In the material position, entangled in birth and death, the jiva tries to lord it over matter, and in his attempt becomes adverse to Krsna. The conditioned soul, forgetful of his spiritual nature, engages in a hard struggle in the ocean of material existence, but all this time the love of Krsna is dormant within him. This love is awakened by the spiritual master who engages the jiva in devotional service and so opens the way for liberation.

Wonderful Beyond Conception

On the Constitution of the Soul

Concluding his initial statements on the soul in the Second Chapter of Gita, Lord Krsna tells Arjuna that "some look on the soul as amazing, some describe him as amazing, and some hear of him as amazing, while others, even after hearing about him, cannot understand him at all." (Bg. 2.29) It is not often that one finds a man who can understand the nature of the soul. However, we should take the statements of Krsna in Bhagavad-gita as authoritative and so learn of the constitution of the soul through Him. It is certainly wonderful that a minute particle smaller than an atom can sustain life in a body; without this atomic particle the body dies. It is also wonderful that this minute particle is eternal and that the totality of souls pervade the entire creation. Because this is beyond human conception, one should accept the authoritative statements of Krsna.

Lord Krsna tells His friend Arjuna that even if he thinks that the soul itself is perpetually being born and dying, still there is no need for his lamentation. "For one who has taken his birth, death is certain; for one who is dead, birth is certain. Therefore in the unavoidable discharge of your duty you should not lament." (Bg. 2.27) Certainly no one laments when he sees a skyscraper being erected. Nor does he lament when he sees it being dismantled. The dismantling is inevitable.

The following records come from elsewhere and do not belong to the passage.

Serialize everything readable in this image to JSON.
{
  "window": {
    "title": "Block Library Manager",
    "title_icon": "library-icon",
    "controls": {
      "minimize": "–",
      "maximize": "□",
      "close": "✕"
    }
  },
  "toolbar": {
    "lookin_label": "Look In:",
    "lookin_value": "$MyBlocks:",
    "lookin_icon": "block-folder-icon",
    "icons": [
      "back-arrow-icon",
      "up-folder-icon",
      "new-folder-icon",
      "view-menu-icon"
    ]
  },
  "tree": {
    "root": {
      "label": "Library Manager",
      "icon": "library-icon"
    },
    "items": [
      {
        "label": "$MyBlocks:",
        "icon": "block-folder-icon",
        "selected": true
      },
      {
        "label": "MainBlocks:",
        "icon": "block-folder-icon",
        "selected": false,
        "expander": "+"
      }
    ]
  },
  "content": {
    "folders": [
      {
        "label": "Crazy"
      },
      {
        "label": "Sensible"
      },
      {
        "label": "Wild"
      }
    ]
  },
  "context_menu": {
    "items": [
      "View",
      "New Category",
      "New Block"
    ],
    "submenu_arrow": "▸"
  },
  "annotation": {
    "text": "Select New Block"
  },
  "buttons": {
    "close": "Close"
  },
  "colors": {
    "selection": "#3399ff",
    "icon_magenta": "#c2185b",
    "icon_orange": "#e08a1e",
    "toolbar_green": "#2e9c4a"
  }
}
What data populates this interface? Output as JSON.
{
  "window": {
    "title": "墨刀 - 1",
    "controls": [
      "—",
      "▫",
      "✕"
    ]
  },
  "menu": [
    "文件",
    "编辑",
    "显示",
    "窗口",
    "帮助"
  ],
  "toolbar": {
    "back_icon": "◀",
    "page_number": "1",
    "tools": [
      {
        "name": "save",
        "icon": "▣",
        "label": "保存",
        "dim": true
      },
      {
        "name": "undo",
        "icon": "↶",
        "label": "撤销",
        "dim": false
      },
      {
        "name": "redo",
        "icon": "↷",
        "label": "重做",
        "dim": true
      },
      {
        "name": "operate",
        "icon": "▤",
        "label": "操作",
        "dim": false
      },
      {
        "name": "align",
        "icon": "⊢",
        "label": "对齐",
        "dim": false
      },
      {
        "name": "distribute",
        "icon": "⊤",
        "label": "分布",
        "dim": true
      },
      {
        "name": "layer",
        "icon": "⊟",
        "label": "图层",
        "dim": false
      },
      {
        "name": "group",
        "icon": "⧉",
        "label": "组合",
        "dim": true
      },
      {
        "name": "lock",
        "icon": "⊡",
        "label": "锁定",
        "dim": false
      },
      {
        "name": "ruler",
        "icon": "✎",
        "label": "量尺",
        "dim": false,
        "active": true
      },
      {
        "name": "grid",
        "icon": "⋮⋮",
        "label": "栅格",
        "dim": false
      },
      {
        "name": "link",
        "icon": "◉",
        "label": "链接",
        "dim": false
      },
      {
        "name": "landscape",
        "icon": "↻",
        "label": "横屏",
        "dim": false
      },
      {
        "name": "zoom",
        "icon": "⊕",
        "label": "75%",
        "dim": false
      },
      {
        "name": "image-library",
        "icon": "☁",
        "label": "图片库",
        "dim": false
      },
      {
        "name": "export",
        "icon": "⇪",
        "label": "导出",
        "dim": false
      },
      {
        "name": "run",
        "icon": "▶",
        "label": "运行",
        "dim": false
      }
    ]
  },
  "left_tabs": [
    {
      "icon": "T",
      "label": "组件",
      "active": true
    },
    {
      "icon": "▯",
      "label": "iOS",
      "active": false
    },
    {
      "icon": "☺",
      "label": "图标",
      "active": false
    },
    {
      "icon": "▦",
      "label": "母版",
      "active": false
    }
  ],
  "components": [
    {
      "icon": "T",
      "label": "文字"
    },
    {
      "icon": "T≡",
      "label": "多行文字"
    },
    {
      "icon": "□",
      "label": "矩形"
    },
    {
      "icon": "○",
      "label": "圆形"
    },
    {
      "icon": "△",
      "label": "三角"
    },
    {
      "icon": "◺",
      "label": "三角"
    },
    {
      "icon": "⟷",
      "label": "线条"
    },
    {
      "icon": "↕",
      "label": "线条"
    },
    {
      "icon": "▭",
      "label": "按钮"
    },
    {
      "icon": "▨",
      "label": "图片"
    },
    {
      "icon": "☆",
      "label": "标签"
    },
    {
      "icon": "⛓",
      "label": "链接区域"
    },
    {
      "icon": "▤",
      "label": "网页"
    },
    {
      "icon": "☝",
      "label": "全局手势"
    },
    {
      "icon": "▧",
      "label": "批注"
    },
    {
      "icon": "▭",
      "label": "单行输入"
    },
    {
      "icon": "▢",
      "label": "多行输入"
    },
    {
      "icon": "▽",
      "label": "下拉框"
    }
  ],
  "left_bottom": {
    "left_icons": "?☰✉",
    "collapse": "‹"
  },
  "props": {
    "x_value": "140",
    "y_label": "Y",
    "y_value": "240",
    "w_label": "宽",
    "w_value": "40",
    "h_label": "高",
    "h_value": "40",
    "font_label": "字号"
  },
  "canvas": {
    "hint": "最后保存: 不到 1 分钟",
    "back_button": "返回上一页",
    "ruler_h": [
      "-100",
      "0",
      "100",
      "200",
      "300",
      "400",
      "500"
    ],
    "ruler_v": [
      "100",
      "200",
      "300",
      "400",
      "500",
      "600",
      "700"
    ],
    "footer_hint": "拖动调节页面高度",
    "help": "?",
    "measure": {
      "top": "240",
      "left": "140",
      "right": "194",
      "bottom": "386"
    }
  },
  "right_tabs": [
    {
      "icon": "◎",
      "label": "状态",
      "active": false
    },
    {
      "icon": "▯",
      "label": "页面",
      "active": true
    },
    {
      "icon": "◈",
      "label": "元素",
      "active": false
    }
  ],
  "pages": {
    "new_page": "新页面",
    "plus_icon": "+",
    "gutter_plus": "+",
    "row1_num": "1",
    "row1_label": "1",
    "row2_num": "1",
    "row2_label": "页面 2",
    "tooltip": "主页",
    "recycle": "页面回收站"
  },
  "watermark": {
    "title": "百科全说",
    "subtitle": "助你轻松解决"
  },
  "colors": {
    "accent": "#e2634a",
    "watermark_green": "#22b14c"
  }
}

In either case, even from the material point of view, one does not grieve over what is perfectly natural. "All created beings are unmanifest in their beginning, manifest in their interim state, and unmanifest again when they are annihilated. So what need is there for lamentation?" (Bg. 2.28)

Vedic wisdom encourages self-realization based on the nonexistence of the material body. As far as the eternal spirit soul is concerned. the material body has no factual existence. One may dream of becoming a great king or a great general or even a pauper, but when one awakes, the body in his dream no longer has substantiality. Nor did it ever have substantiality. So identification with the material body is a sort of dream for the spirit soul.

The process of the awakening of the soul is joyful, and the dream of entanglement is painful. Just as one is awakened from sleep by sounds, the sleeping soul is awakened by the sabda, or sound incarnation, of the Lord imparted to the soul by the spiritual master. The sabdas which the spiritual master uses to awaken the sleeping souls are the sounds of Bhagavad-gita and the holy names of Krsna. Since it is inevitable that one who is sleeping will awake, one should not become disheartened if it seems that he continues to lounge even after hearing the call to arise. Eventually the sabda will enact, and the drowsy soul will enter into his blissful position.